(Dataset rows describing interfaces)
== Segment start ==
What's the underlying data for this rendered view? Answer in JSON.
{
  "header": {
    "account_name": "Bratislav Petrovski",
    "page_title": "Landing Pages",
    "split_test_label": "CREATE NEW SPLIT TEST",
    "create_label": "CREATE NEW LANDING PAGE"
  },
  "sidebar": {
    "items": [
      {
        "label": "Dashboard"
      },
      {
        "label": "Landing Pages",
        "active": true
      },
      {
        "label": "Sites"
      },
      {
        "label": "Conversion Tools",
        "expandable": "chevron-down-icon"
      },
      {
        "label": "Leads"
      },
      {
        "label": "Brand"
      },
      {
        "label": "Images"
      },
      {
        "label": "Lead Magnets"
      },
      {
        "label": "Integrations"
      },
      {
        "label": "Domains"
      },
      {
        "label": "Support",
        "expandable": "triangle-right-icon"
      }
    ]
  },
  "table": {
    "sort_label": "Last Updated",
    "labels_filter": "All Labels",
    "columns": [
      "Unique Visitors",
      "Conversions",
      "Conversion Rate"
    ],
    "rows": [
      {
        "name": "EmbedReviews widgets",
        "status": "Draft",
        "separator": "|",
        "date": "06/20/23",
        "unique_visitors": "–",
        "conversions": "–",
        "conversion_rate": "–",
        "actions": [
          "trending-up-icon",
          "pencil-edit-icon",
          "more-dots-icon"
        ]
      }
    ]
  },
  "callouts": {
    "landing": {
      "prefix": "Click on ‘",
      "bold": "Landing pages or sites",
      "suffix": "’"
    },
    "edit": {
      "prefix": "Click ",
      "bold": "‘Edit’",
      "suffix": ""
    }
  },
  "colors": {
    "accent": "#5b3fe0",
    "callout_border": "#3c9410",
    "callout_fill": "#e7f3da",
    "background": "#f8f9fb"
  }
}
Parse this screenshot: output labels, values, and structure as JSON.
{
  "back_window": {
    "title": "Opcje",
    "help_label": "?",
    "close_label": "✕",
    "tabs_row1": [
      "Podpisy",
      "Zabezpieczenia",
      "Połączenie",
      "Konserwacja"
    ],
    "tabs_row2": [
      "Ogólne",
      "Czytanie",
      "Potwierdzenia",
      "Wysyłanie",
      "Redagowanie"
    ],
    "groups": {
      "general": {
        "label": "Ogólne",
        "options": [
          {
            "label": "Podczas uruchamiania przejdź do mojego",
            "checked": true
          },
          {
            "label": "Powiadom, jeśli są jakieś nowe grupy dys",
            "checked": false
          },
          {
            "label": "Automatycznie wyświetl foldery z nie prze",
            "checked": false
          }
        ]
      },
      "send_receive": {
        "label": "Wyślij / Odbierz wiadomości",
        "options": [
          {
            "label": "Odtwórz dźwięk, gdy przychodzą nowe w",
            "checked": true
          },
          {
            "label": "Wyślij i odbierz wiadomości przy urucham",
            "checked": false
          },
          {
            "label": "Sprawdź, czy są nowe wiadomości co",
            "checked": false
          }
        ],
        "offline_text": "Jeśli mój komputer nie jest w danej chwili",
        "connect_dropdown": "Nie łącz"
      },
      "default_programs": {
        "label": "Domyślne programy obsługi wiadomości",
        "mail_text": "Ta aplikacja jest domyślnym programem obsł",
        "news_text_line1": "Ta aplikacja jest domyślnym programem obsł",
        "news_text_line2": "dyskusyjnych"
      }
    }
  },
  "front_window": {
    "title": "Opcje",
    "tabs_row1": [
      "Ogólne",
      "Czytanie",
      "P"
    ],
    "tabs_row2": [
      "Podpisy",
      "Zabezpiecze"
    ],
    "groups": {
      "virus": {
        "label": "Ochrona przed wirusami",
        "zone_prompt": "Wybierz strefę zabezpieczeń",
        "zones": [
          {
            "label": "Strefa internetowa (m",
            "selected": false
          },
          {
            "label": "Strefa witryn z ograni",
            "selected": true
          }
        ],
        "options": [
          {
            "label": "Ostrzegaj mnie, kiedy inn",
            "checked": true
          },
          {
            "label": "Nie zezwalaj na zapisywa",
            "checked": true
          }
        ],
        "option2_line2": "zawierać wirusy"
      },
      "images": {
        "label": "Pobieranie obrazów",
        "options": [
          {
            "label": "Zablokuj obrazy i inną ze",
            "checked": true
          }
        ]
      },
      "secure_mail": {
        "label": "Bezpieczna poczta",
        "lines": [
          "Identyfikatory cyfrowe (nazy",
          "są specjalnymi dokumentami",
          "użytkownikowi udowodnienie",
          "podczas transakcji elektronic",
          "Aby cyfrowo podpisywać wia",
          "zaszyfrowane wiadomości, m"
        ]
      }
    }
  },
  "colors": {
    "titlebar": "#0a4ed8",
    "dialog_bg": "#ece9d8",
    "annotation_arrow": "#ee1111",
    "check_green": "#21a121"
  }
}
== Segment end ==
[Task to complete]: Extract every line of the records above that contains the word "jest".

[Task answer]:
        "offline_text": "Jeśli mój komputer nie jest w danej chwili",
        "mail_text": "Ta aplikacja jest domyślnym programem obsł",
        "news_text_line1": "Ta aplikacja jest domyślnym programem obsł",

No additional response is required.